═══ Task data ═══

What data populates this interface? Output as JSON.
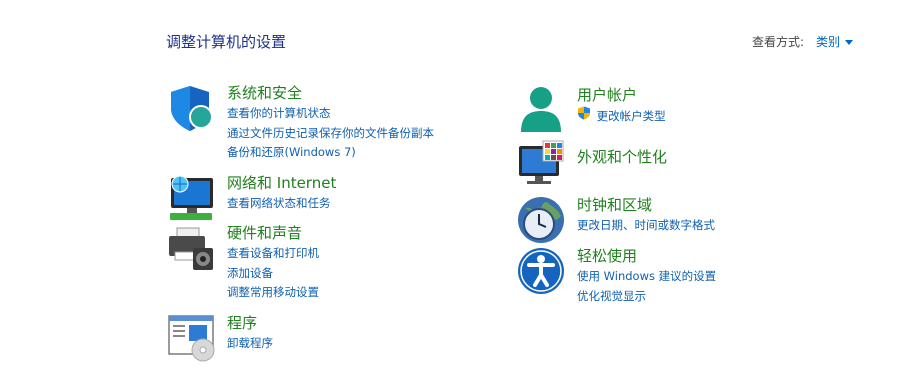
{
  "header": {
    "title": "调整计算机的设置",
    "view_by_label": "查看方式:",
    "view_by_value": "类别"
  },
  "categories": {
    "system_security": {
      "title": "系统和安全",
      "links": [
        "查看你的计算机状态",
        "通过文件历史记录保存你的文件备份副本",
        "备份和还原(Windows 7)"
      ]
    },
    "network": {
      "title": "网络和 Internet",
      "links": [
        "查看网络状态和任务"
      ]
    },
    "hardware": {
      "title": "硬件和声音",
      "links": [
        "查看设备和打印机",
        "添加设备",
        "调整常用移动设置"
      ]
    },
    "programs": {
      "title": "程序",
      "links": [
        "卸载程序"
      ]
    },
    "user_accounts": {
      "title": "用户帐户",
      "links": [
        "更改帐户类型"
      ]
    },
    "appearance": {
      "title": "外观和个性化",
      "links": []
    },
    "clock_region": {
      "title": "时钟和区域",
      "links": [
        "更改日期、时间或数字格式"
      ]
    },
    "ease_of_access": {
      "title": "轻松使用",
      "links": [
        "使用 Windows 建议的设置",
        "优化视觉显示"
      ]
    }
  },
  "colors": {
    "category_title": "#21801f",
    "link": "#1060b0",
    "page_title": "#1e3287"
  }
}
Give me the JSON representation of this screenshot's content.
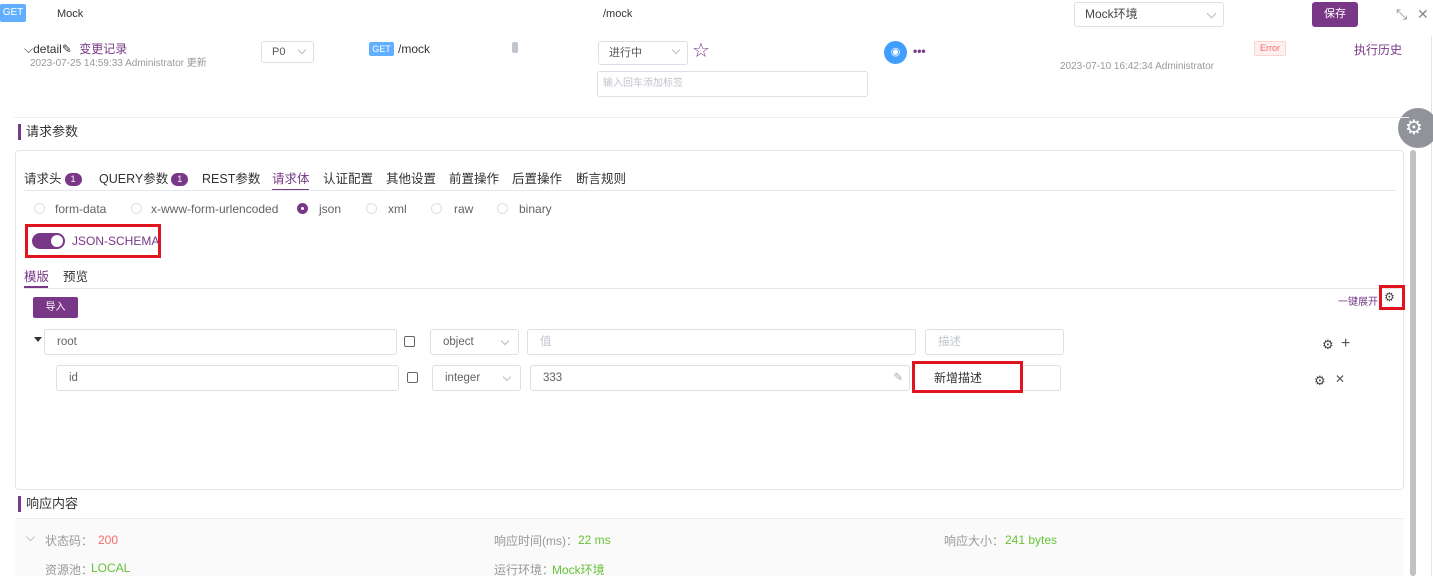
{
  "topbar": {
    "method": "GET",
    "name": "Mock",
    "path": "/mock",
    "env_select": "Mock环境",
    "save_label": "保存",
    "shrink_icon": "⤡",
    "close_icon": "✕"
  },
  "info": {
    "title": "detail",
    "change_record": "变更记录",
    "updated": "2023-07-25 14:59:33 Administrator 更新",
    "priority": "P0",
    "method": "GET",
    "path": "/mock",
    "status": "进行中",
    "tag_placeholder": "输入回车添加标签",
    "last_run": "2023-07-10 16:42:34 Administrator",
    "result": "Error",
    "history_label": "执行历史"
  },
  "request": {
    "section_title": "请求参数",
    "tabs": [
      {
        "label": "请求头",
        "badge": "1"
      },
      {
        "label": "QUERY参数",
        "badge": "1"
      },
      {
        "label": "REST参数"
      },
      {
        "label": "请求体"
      },
      {
        "label": "认证配置"
      },
      {
        "label": "其他设置"
      },
      {
        "label": "前置操作"
      },
      {
        "label": "后置操作"
      },
      {
        "label": "断言规则"
      }
    ],
    "body_types": [
      "form-data",
      "x-www-form-urlencoded",
      "json",
      "xml",
      "raw",
      "binary"
    ],
    "selected_body_type": "json",
    "json_schema_label": "JSON-SCHEMA",
    "sub_tabs": [
      "模版",
      "预览"
    ],
    "import_label": "导入",
    "expand_all_label": "一键展开",
    "schema_rows": [
      {
        "name": "root",
        "type": "object",
        "value_placeholder": "值",
        "desc_placeholder": "描述"
      },
      {
        "name": "id",
        "type": "integer",
        "value": "333",
        "desc": "新增描述"
      }
    ]
  },
  "response": {
    "section_title": "响应内容",
    "status_label": "状态码：",
    "status_value": "200",
    "time_label": "响应时间(ms)：",
    "time_value": "22 ms",
    "size_label": "响应大小：",
    "size_value": "241 bytes",
    "pool_label": "资源池：",
    "pool_value": "LOCAL",
    "env_label": "运行环境：",
    "env_value": "Mock环境"
  },
  "colors": {
    "accent": "#783887",
    "get_blue": "#61affe",
    "highlight_red": "#e0141e",
    "success": "#67c23a",
    "error": "#f56c6c"
  }
}
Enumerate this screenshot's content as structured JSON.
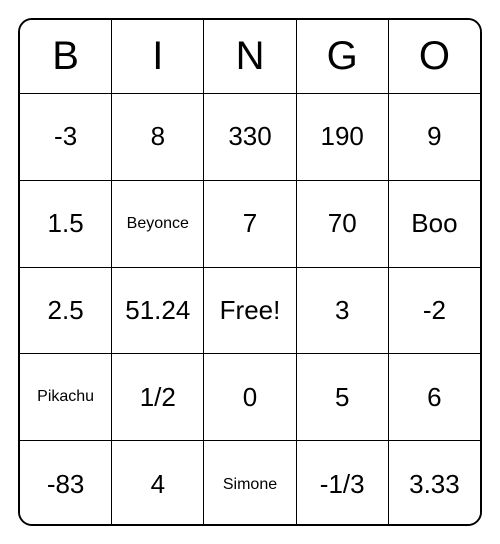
{
  "headers": [
    "B",
    "I",
    "N",
    "G",
    "O"
  ],
  "grid": [
    [
      {
        "v": "-3",
        "small": false
      },
      {
        "v": "8",
        "small": false
      },
      {
        "v": "330",
        "small": false
      },
      {
        "v": "190",
        "small": false
      },
      {
        "v": "9",
        "small": false
      }
    ],
    [
      {
        "v": "1.5",
        "small": false
      },
      {
        "v": "Beyonce",
        "small": true
      },
      {
        "v": "7",
        "small": false
      },
      {
        "v": "70",
        "small": false
      },
      {
        "v": "Boo",
        "small": false
      }
    ],
    [
      {
        "v": "2.5",
        "small": false
      },
      {
        "v": "51.24",
        "small": false
      },
      {
        "v": "Free!",
        "small": false
      },
      {
        "v": "3",
        "small": false
      },
      {
        "v": "-2",
        "small": false
      }
    ],
    [
      {
        "v": "Pikachu",
        "small": true
      },
      {
        "v": "1/2",
        "small": false
      },
      {
        "v": "0",
        "small": false
      },
      {
        "v": "5",
        "small": false
      },
      {
        "v": "6",
        "small": false
      }
    ],
    [
      {
        "v": "-83",
        "small": false
      },
      {
        "v": "4",
        "small": false
      },
      {
        "v": "Simone",
        "small": true
      },
      {
        "v": "-1/3",
        "small": false
      },
      {
        "v": "3.33",
        "small": false
      }
    ]
  ]
}
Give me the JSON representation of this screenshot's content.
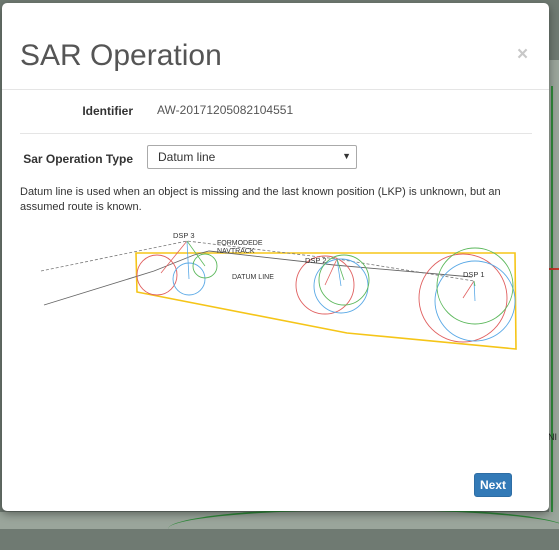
{
  "modal": {
    "title": "SAR Operation",
    "close_glyph": "×",
    "identifier": {
      "label": "Identifier",
      "value": "AW-20171205082104551"
    },
    "operation_type": {
      "label": "Sar Operation Type",
      "selected": "Datum line",
      "caret": "▼"
    },
    "description": "Datum line is used when an object is missing and the last known position (LKP) is unknown, but an assumed route is known.",
    "diagram": {
      "labels": {
        "dsp3": "DSP 3",
        "dsp2": "DSP 2",
        "dsp1": "DSP 1",
        "formodede": "FORMODEDE",
        "navtrack": "NAVTRACK",
        "datum_line": "DATUM LINE"
      },
      "colors": {
        "area": "#f5c518",
        "red": "#e06060",
        "blue": "#5aa9e6",
        "green": "#5cb85c",
        "line": "#666666"
      }
    },
    "next_label": "Next"
  },
  "backdrop": {
    "map_text": "NI"
  },
  "colors": {
    "primary": "#337ab7"
  }
}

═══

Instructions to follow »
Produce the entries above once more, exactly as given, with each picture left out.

Written answer »
What data populates this interface? Output as JSON.
{
  "header": {
    "title": "调整计算机的设置",
    "view_by_label": "查看方式:",
    "view_by_value": "类别"
  },
  "categories": {
    "system_security": {
      "title": "系统和安全",
      "links": [
        "查看你的计算机状态",
        "通过文件历史记录保存你的文件备份副本",
        "备份和还原(Windows 7)"
      ]
    },
    "network": {
      "title": "网络和 Internet",
      "links": [
        "查看网络状态和任务"
      ]
    },
    "hardware": {
      "title": "硬件和声音",
      "links": [
        "查看设备和打印机",
        "添加设备",
        "调整常用移动设置"
      ]
    },
    "programs": {
      "title": "程序",
      "links": [
        "卸载程序"
      ]
    },
    "user_accounts": {
      "title": "用户帐户",
      "links": [
        "更改帐户类型"
      ]
    },
    "appearance": {
      "title": "外观和个性化",
      "links": []
    },
    "clock_region": {
      "title": "时钟和区域",
      "links": [
        "更改日期、时间或数字格式"
      ]
    },
    "ease_of_access": {
      "title": "轻松使用",
      "links": [
        "使用 Windows 建议的设置",
        "优化视觉显示"
      ]
    }
  },
  "colors": {
    "category_title": "#21801f",
    "link": "#1060b0",
    "page_title": "#1e3287"
  }
}
Give me the JSON representation of this screenshot's content.
{
  "topbar": {
    "method": "GET",
    "name": "Mock",
    "path": "/mock",
    "env_select": "Mock环境",
    "save_label": "保存",
    "shrink_icon": "⤡",
    "close_icon": "✕"
  },
  "info": {
    "title": "detail",
    "change_record": "变更记录",
    "updated": "2023-07-25 14:59:33 Administrator 更新",
    "priority": "P0",
    "method": "GET",
    "path": "/mock",
    "status": "进行中",
    "tag_placeholder": "输入回车添加标签",
    "last_run": "2023-07-10 16:42:34 Administrator",
    "result": "Error",
    "history_label": "执行历史"
  },
  "request": {
    "section_title": "请求参数",
    "tabs": [
      {
        "label": "请求头",
        "badge": "1"
      },
      {
        "label": "QUERY参数",
        "badge": "1"
      },
      {
        "label": "REST参数"
      },
      {
        "label": "请求体"
      },
      {
        "label": "认证配置"
      },
      {
        "label": "其他设置"
      },
      {
        "label": "前置操作"
      },
      {
        "label": "后置操作"
      },
      {
        "label": "断言规则"
      }
    ],
    "body_types": [
      "form-data",
      "x-www-form-urlencoded",
      "json",
      "xml",
      "raw",
      "binary"
    ],
    "selected_body_type": "json",
    "json_schema_label": "JSON-SCHEMA",
    "sub_tabs": [
      "模版",
      "预览"
    ],
    "import_label": "导入",
    "expand_all_label": "一键展开",
    "schema_rows": [
      {
        "name": "root",
        "type": "object",
        "value_placeholder": "值",
        "desc_placeholder": "描述"
      },
      {
        "name": "id",
        "type": "integer",
        "value": "333",
        "desc": "新增描述"
      }
    ]
  },
  "response": {
    "section_title": "响应内容",
    "status_label": "状态码：",
    "status_value": "200",
    "time_label": "响应时间(ms)：",
    "time_value": "22 ms",
    "size_label": "响应大小：",
    "size_value": "241 bytes",
    "pool_label": "资源池：",
    "pool_value": "LOCAL",
    "env_label": "运行环境：",
    "env_value": "Mock环境"
  },
  "colors": {
    "accent": "#783887",
    "get_blue": "#61affe",
    "highlight_red": "#e0141e",
    "success": "#67c23a",
    "error": "#f56c6c"
  }
}
Enumerate this screenshot's content as structured JSON.
{
  "headers": [
    "B",
    "I",
    "N",
    "G",
    "O"
  ],
  "grid": [
    [
      {
        "v": "-3",
        "small": false
      },
      {
        "v": "8",
        "small": false
      },
      {
        "v": "330",
        "small": false
      },
      {
        "v": "190",
        "small": false
      },
      {
        "v": "9",
        "small": false
      }
    ],
    [
      {
        "v": "1.5",
        "small": false
      },
      {
        "v": "Beyonce",
        "small": true
      },
      {
        "v": "7",
        "small": false
      },
      {
        "v": "70",
        "small": false
      },
      {
        "v": "Boo",
        "small": false
      }
    ],
    [
      {
        "v": "2.5",
        "small": false
      },
      {
        "v": "51.24",
        "small": false
      },
      {
        "v": "Free!",
        "small": false
      },
      {
        "v": "3",
        "small": false
      },
      {
        "v": "-2",
        "small": false
      }
    ],
    [
      {
        "v": "Pikachu",
        "small": true
      },
      {
        "v": "1/2",
        "small": false
      },
      {
        "v": "0",
        "small": false
      },
      {
        "v": "5",
        "small": false
      },
      {
        "v": "6",
        "small": false
      }
    ],
    [
      {
        "v": "-83",
        "small": false
      },
      {
        "v": "4",
        "small": false
      },
      {
        "v": "Simone",
        "small": true
      },
      {
        "v": "-1/3",
        "small": false
      },
      {
        "v": "3.33",
        "small": false
      }
    ]
  ]
}
Give me the JSON representation of this screenshot's content.
{
  "modal": {
    "title": "SAR Operation",
    "close_glyph": "×",
    "identifier": {
      "label": "Identifier",
      "value": "AW-20171205082104551"
    },
    "operation_type": {
      "label": "Sar Operation Type",
      "selected": "Datum line",
      "caret": "▼"
    },
    "description": "Datum line is used when an object is missing and the last known position (LKP) is unknown, but an assumed route is known.",
    "diagram": {
      "labels": {
        "dsp3": "DSP 3",
        "dsp2": "DSP 2",
        "dsp1": "DSP 1",
        "formodede": "FORMODEDE",
        "navtrack": "NAVTRACK",
        "datum_line": "DATUM LINE"
      },
      "colors": {
        "area": "#f5c518",
        "red": "#e06060",
        "blue": "#5aa9e6",
        "green": "#5cb85c",
        "line": "#666666"
      }
    },
    "next_label": "Next"
  },
  "backdrop": {
    "map_text": "NI"
  },
  "colors": {
    "primary": "#337ab7"
  }
}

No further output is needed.